#### [ACTIVITY]
Repeat each record exactly. Any picture gets left out.

#### [EXERCISE DATA]
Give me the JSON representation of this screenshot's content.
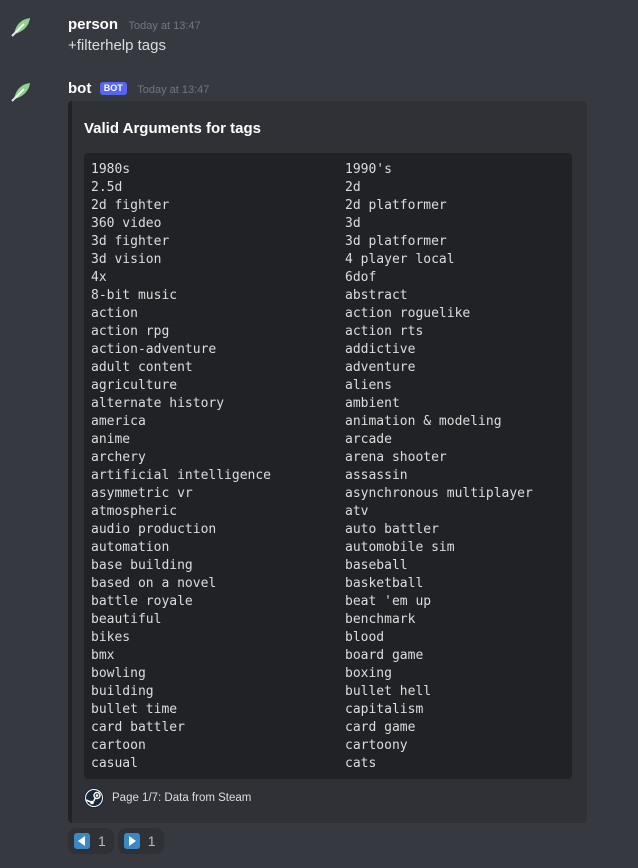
{
  "messages": [
    {
      "username": "person",
      "timestamp": "Today at 13:47",
      "content": "+filterhelp tags"
    },
    {
      "username": "bot",
      "bot_tag": "BOT",
      "timestamp": "Today at 13:47",
      "embed": {
        "title": "Valid Arguments for tags",
        "tags_left": [
          "1980s",
          "2.5d",
          "2d fighter",
          "360 video",
          "3d fighter",
          "3d vision",
          "4x",
          "8-bit music",
          "action",
          "action rpg",
          "action-adventure",
          "adult content",
          "agriculture",
          "alternate history",
          "america",
          "anime",
          "archery",
          "artificial intelligence",
          "asymmetric vr",
          "atmospheric",
          "audio production",
          "automation",
          "base building",
          "based on a novel",
          "battle royale",
          "beautiful",
          "bikes",
          "bmx",
          "bowling",
          "building",
          "bullet time",
          "card battler",
          "cartoon",
          "casual"
        ],
        "tags_right": [
          "1990's",
          "2d",
          "2d platformer",
          "3d",
          "3d platformer",
          "4 player local",
          "6dof",
          "abstract",
          "action roguelike",
          "action rts",
          "addictive",
          "adventure",
          "aliens",
          "ambient",
          "animation & modeling",
          "arcade",
          "arena shooter",
          "assassin",
          "asynchronous multiplayer",
          "atv",
          "auto battler",
          "automobile sim",
          "baseball",
          "basketball",
          "beat 'em up",
          "benchmark",
          "blood",
          "board game",
          "boxing",
          "bullet hell",
          "capitalism",
          "card game",
          "cartoony",
          "cats"
        ],
        "footer_text": "Page 1/7: Data from Steam",
        "footer_icon": "steam-icon"
      },
      "reactions": [
        {
          "emoji": "arrow-backward-icon",
          "count": "1"
        },
        {
          "emoji": "arrow-forward-icon",
          "count": "1"
        }
      ]
    }
  ]
}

#### [EXERCISE RESULT]
Give me the JSON representation of this screenshot's content.
{
  "messages": [
    {
      "username": "person",
      "timestamp": "Today at 13:47",
      "content": "+filterhelp tags"
    },
    {
      "username": "bot",
      "bot_tag": "BOT",
      "timestamp": "Today at 13:47",
      "embed": {
        "title": "Valid Arguments for tags",
        "tags_left": [
          "1980s",
          "2.5d",
          "2d fighter",
          "360 video",
          "3d fighter",
          "3d vision",
          "4x",
          "8-bit music",
          "action",
          "action rpg",
          "action-adventure",
          "adult content",
          "agriculture",
          "alternate history",
          "america",
          "anime",
          "archery",
          "artificial intelligence",
          "asymmetric vr",
          "atmospheric",
          "audio production",
          "automation",
          "base building",
          "based on a novel",
          "battle royale",
          "beautiful",
          "bikes",
          "bmx",
          "bowling",
          "building",
          "bullet time",
          "card battler",
          "cartoon",
          "casual"
        ],
        "tags_right": [
          "1990's",
          "2d",
          "2d platformer",
          "3d",
          "3d platformer",
          "4 player local",
          "6dof",
          "abstract",
          "action roguelike",
          "action rts",
          "addictive",
          "adventure",
          "aliens",
          "ambient",
          "animation & modeling",
          "arcade",
          "arena shooter",
          "assassin",
          "asynchronous multiplayer",
          "atv",
          "auto battler",
          "automobile sim",
          "baseball",
          "basketball",
          "beat 'em up",
          "benchmark",
          "blood",
          "board game",
          "boxing",
          "bullet hell",
          "capitalism",
          "card game",
          "cartoony",
          "cats"
        ],
        "footer_text": "Page 1/7: Data from Steam",
        "footer_icon": "steam-icon"
      },
      "reactions": [
        {
          "emoji": "arrow-backward-icon",
          "count": "1"
        },
        {
          "emoji": "arrow-forward-icon",
          "count": "1"
        }
      ]
    }
  ]
}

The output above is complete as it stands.